But the justices addressed the potential jurisdictional hurdle first.

Justice Samuel Alito Jr. pointed out that amicus briefs “argue that the 7th Circuit should not have considered the question of whether there was a cause of action under §1983.”

Scodro argued that the justices had jurisdiction based on the power to hear direct appeals of constitutional questions. He also stressed that the qualified immunity issue was necessarily based on the determination of whether a §1983 cause of action exists.

“It would seem sensible as a matter of first principles to consider whether or not there is such a cause of action at all [rather] than waiting until final judgment,” Scodro said.

Justice Elena Kagan homed in on another potential hurdle.

“Mr. Levin is covered not by the ADEA, but by a separate statute,” the Government Employee Rights Act of 1991, Kagan said. (The GERA was passed to cover some government employees who were not covered by the ADEA.) “There’s a separate question whether the GERA would displace constitutional relief, which apparently has never been argued to anybody in this case.”

When Edward R. Theobald, a Chicago-based solo practitioner, argued on behalf of Levin, Justice Anthony M. Kennedy returned to the preliminary issues that stood in the way of the merits in the case.

“Would there be any unfairness to the parties if this case were remanded [to the 7th Circuit] with instructions for it in turn to remand to the district court to see whether or not the GERA issue has been properly presented or waived?” Kennedy asked.

“It would be very unfair to us,” Theobald replied. “We were scheduled to go to trial in May before the Court granted … cert. The case has been pending almost six years. And this issue in GERA was raised [by the state] only this year. It wasn’t raised for six years.”

During Scodro’s rebuttal argument, Justice Antonin Scalia expressed exasperation at not being able to reach the merits of the case.

“When the case is before us, counsel suddenly finds all sorts of reasons why we shouldn’t have taken it in the first place,” Scalia said. “You should have told us that before we took it.”
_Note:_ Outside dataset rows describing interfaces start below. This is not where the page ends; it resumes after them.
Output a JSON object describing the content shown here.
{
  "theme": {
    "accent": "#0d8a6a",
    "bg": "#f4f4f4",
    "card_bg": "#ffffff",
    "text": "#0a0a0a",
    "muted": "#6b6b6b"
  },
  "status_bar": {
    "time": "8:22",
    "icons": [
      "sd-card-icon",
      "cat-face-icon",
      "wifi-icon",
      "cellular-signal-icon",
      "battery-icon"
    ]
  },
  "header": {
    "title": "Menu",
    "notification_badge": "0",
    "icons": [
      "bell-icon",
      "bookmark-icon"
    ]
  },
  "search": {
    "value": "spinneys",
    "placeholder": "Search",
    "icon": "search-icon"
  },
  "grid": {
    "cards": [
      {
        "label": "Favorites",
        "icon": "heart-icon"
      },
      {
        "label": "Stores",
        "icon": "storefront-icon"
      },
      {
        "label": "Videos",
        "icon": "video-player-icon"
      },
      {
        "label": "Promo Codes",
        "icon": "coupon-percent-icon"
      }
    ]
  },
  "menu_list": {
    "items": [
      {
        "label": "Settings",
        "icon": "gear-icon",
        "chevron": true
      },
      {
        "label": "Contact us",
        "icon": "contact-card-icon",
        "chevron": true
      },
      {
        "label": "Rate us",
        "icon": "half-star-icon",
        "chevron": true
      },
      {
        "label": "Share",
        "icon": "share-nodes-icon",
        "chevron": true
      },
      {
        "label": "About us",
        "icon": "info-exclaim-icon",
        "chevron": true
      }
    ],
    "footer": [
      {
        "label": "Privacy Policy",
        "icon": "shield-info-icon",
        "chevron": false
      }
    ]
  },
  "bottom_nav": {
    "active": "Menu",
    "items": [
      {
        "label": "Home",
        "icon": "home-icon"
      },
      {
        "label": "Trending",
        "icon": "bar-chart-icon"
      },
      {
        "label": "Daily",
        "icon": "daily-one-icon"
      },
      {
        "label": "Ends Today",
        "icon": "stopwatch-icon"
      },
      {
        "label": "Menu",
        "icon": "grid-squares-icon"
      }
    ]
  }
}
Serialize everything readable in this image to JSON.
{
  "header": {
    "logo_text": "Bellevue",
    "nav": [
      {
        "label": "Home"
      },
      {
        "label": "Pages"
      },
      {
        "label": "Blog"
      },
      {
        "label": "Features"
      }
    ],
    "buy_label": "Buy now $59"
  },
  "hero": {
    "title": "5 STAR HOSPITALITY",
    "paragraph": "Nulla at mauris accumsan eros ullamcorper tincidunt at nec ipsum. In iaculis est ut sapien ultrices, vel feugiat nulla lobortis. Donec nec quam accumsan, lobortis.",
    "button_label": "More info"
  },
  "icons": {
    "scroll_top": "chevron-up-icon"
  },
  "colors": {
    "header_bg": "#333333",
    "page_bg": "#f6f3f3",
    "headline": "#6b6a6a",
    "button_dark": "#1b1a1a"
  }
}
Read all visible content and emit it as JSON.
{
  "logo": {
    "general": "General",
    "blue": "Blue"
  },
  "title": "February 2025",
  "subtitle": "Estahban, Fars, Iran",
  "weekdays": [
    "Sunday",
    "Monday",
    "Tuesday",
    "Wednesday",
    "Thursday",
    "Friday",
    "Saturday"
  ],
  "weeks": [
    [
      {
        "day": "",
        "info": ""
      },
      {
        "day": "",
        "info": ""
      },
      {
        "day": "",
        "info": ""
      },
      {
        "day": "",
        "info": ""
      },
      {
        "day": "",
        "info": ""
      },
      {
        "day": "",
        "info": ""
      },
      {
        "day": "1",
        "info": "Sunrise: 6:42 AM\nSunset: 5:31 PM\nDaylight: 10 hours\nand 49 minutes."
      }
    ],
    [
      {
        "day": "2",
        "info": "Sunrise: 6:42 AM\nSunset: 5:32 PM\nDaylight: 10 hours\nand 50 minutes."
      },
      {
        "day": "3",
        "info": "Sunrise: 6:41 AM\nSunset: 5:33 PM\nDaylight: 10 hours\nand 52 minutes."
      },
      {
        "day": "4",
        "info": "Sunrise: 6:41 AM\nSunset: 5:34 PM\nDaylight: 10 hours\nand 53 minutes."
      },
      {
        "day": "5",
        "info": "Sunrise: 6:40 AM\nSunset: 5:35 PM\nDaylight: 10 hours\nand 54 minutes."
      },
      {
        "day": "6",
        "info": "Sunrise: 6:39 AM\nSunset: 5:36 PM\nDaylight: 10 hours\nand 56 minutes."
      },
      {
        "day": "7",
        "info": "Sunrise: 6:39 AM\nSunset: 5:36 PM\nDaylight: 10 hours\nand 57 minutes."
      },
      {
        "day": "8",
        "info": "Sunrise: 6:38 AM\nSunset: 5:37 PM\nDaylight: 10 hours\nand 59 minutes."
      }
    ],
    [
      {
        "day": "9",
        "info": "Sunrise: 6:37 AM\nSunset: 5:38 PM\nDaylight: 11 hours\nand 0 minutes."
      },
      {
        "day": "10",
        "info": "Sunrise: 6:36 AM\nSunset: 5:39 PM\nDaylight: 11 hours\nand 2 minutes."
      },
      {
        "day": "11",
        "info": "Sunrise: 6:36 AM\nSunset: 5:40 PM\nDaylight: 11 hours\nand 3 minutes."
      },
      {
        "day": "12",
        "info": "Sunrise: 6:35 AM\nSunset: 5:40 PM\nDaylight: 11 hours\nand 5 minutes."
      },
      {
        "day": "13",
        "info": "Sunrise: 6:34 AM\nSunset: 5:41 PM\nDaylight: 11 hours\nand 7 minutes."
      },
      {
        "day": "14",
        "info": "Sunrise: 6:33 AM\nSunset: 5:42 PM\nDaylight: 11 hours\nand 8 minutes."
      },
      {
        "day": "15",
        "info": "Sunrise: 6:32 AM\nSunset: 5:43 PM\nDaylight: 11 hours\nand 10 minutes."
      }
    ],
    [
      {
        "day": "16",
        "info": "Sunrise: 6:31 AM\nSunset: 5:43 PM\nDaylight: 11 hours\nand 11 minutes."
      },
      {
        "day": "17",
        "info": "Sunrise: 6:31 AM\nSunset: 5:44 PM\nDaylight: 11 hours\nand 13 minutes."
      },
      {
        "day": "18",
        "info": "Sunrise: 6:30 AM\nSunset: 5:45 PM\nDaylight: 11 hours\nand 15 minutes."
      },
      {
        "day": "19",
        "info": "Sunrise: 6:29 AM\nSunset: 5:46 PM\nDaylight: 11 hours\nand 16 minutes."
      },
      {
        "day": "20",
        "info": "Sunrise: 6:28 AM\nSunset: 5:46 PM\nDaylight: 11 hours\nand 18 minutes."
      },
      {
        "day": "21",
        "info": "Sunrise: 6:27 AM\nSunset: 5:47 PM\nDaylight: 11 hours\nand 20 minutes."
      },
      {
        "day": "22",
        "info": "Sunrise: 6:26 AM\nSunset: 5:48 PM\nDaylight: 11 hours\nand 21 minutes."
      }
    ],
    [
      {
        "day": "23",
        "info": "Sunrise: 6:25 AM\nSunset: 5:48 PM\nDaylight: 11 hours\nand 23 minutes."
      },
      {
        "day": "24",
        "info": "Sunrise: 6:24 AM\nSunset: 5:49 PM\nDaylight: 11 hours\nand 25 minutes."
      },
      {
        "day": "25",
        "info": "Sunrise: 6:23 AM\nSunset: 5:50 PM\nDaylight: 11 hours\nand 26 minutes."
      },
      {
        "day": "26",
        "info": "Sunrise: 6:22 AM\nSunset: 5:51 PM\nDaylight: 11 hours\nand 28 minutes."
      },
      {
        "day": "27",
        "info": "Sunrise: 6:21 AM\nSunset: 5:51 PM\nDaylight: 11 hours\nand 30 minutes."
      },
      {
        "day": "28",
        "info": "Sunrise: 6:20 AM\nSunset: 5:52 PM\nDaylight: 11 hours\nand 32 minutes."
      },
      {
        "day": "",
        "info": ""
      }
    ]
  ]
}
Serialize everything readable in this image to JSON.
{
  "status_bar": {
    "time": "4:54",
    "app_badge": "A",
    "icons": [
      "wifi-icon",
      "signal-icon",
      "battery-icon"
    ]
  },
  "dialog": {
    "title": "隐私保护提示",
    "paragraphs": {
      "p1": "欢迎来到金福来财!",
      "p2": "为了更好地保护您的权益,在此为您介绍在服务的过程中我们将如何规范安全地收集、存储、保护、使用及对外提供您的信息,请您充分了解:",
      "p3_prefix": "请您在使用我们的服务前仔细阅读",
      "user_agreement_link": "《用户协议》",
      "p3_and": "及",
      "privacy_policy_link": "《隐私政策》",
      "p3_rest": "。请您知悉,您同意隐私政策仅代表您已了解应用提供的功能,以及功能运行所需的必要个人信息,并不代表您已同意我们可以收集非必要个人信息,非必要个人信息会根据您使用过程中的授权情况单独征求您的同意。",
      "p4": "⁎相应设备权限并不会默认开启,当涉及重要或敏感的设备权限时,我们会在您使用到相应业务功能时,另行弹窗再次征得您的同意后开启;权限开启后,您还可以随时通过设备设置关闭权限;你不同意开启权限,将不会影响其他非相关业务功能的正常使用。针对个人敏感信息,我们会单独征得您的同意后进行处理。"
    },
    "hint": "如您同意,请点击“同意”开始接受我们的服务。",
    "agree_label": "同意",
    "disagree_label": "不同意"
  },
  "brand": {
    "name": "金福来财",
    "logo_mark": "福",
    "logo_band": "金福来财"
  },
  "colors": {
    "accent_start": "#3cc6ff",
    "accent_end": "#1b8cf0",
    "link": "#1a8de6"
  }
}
The case is Madigan, et al. v. Levin, No. 12A455. If the justices reach a decision, it is expected later this term.